Updated June 4, 2021.
Printer’s ornaments (those little graphics you sometimes find at the end of chapters) are a superb source of ideas for needlepoint. They work great as the basis for needlepoint because they generally have simple lines and large areas which look good in stitches.
The little piece above is a great example. It’s a classic hand-drawn motif of two ginkgo leaves. I made it for a friend who is from Korea and loves this tree. In the Fall ginkgos have brilliant yellow leaves, which I will reflect in yellow threa for the leaves. The background will be a simple T Stitch.
But enough about this piece — how can you do something like it yourself?
First, find an ornament.

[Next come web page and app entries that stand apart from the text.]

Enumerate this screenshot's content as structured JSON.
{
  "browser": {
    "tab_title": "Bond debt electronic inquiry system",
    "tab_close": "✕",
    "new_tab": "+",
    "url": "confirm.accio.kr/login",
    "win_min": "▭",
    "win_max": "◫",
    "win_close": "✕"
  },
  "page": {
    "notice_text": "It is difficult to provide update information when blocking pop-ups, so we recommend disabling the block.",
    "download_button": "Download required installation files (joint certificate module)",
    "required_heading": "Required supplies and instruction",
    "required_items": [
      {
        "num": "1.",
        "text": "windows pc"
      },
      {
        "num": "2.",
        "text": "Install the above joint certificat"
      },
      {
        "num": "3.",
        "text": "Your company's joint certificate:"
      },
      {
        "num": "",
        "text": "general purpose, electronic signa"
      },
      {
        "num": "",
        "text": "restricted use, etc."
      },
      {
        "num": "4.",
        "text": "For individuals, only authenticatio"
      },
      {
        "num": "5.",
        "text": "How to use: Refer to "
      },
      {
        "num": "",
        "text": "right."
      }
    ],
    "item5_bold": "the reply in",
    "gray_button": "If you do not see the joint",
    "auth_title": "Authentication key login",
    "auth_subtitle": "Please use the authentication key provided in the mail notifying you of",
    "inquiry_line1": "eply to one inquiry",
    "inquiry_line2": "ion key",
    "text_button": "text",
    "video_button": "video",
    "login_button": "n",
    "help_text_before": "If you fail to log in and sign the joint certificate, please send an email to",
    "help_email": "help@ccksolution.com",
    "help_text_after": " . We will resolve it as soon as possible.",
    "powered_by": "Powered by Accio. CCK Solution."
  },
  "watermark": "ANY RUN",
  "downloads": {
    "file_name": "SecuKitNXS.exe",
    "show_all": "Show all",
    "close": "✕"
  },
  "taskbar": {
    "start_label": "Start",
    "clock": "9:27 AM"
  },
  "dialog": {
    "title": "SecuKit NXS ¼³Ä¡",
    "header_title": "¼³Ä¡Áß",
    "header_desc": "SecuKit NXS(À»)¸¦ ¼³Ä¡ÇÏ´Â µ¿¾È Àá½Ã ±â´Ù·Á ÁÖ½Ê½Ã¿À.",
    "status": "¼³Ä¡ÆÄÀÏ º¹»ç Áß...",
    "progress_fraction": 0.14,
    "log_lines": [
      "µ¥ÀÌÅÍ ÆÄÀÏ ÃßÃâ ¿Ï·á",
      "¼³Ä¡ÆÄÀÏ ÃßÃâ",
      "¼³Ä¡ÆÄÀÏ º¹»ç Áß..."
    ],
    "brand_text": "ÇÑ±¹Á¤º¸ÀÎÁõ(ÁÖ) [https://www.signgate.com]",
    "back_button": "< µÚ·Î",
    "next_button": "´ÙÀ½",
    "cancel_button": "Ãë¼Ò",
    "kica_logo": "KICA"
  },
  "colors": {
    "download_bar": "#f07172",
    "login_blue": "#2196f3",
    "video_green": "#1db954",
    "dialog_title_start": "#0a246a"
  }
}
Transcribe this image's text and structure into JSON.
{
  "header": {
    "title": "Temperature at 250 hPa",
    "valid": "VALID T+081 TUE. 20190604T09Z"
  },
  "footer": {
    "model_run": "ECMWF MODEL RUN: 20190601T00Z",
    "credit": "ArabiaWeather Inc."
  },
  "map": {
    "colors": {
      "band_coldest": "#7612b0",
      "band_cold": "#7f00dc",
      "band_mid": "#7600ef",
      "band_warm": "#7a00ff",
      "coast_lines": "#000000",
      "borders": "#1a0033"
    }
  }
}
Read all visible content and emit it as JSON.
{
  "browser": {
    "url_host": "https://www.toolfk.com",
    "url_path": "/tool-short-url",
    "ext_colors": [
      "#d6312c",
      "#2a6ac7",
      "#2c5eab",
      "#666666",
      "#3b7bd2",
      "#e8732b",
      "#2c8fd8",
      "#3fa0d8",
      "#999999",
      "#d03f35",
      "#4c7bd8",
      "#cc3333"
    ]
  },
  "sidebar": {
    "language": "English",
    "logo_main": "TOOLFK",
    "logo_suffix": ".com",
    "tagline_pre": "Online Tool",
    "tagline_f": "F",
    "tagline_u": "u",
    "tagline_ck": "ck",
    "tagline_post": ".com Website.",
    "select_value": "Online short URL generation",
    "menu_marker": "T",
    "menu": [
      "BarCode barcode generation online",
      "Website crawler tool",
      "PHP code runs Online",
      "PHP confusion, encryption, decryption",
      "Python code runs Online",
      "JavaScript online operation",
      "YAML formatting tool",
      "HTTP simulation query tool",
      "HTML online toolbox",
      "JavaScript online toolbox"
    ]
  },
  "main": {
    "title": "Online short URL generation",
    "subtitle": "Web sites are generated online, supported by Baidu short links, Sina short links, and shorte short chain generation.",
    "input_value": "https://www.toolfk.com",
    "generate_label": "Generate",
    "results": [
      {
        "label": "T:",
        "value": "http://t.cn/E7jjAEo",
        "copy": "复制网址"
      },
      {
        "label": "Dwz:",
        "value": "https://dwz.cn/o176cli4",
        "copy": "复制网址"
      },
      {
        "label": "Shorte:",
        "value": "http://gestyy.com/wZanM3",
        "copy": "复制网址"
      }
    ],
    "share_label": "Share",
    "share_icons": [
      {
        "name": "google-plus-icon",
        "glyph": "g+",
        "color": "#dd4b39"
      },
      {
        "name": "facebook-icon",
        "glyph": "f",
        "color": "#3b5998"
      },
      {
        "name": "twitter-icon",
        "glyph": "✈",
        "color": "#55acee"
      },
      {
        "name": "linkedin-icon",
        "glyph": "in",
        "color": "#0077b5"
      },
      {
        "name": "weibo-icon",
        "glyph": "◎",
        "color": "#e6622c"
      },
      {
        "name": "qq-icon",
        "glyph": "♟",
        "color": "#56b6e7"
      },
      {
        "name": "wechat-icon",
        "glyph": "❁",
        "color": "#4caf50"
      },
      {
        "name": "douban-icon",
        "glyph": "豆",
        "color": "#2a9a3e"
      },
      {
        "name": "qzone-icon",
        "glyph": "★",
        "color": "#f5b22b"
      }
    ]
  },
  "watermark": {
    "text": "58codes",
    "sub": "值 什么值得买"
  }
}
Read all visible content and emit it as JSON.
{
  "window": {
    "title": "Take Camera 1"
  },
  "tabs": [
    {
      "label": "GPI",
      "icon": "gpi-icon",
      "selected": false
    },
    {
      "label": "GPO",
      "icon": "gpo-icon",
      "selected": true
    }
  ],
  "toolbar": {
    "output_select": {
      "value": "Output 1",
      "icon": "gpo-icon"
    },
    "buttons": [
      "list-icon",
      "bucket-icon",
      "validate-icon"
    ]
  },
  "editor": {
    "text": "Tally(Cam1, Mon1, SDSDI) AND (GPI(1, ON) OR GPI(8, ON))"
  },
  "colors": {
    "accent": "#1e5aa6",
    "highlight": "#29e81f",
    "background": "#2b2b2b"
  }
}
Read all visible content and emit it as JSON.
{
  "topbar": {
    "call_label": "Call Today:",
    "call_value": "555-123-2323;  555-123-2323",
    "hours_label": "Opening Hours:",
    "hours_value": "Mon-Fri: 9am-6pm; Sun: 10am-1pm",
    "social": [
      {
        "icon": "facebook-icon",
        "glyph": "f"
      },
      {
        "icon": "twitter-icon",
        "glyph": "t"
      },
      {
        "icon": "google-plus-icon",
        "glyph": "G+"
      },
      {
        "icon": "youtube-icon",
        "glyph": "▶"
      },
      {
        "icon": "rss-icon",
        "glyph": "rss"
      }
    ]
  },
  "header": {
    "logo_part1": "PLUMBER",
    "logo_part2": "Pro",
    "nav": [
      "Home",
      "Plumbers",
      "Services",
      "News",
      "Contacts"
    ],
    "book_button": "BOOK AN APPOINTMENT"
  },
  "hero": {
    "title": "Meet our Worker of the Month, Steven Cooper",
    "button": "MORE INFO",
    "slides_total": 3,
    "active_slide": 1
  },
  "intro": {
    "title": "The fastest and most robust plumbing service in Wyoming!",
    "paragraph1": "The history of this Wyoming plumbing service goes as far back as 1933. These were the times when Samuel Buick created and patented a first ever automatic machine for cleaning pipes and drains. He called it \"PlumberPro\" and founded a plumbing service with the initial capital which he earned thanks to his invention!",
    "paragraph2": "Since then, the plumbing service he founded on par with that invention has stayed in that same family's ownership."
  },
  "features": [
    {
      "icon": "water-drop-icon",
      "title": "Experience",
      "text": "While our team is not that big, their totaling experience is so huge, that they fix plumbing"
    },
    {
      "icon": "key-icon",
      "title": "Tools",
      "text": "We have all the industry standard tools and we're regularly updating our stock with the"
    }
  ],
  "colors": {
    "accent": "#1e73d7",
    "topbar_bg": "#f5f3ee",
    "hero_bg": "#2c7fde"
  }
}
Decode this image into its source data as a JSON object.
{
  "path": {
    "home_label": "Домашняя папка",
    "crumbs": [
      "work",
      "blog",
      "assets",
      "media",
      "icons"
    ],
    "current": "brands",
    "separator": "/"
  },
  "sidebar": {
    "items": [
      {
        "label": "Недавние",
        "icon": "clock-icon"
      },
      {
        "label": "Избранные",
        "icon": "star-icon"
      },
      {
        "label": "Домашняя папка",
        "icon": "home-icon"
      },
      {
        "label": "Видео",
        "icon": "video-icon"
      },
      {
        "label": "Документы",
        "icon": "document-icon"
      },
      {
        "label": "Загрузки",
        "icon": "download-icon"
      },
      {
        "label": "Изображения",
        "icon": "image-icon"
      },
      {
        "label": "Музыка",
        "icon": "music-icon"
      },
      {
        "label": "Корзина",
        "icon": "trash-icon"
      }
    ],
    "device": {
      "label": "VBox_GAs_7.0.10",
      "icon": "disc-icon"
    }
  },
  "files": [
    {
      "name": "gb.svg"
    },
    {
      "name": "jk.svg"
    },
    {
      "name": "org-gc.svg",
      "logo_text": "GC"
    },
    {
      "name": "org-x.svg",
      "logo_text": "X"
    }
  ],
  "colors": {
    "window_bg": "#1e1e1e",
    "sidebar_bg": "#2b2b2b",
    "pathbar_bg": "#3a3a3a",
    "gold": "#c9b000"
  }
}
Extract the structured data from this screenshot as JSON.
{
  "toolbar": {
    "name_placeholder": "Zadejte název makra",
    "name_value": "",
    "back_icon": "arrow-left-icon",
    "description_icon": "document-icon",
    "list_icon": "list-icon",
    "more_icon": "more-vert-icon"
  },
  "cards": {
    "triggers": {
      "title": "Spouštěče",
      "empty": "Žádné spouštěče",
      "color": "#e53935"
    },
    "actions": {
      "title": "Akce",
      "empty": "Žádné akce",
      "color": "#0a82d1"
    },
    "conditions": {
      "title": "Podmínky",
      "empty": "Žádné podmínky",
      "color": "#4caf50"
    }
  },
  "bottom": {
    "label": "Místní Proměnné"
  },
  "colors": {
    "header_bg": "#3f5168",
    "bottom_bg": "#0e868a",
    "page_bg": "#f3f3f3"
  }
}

Dover Books’ Pictorial Archive series has tons of books with small designs which will work. You can also search on clipart.com and then buy and download single images. Use a photocopier to enlarge the design to the size you like for your project.
Place your needlepoint canvas over the copy and trace only the outline of the design. Use a permanent non-Xylene or dye-based marker to trace. Some good possibilities include:
- Pigma Micron markers (find them in quilt shops)
- SCA-UF (find them in art supply stores)
- FabricMate Dye Pens (Michael’s)
Once you have traced the outline, pick the threads and stitches for your piece. Since the design is simple, pick some overdyed and hand-dyed threads. Choose stitches that have lots of texture to enhance the design. On the ginkgo leaves, I use Criss-cross Hungarian, Offset Mosaic, and Diagonal Cashmere.
Pick a background that is subtle. I like to use T Stitch making the design look like hand-made paper.
Stitch the background to make the design fit into a ready-made frame and you have a quick and unique gift. I love using this as an easy way to make orignal designs easily and inexpensively.
Now I’m off to make another one.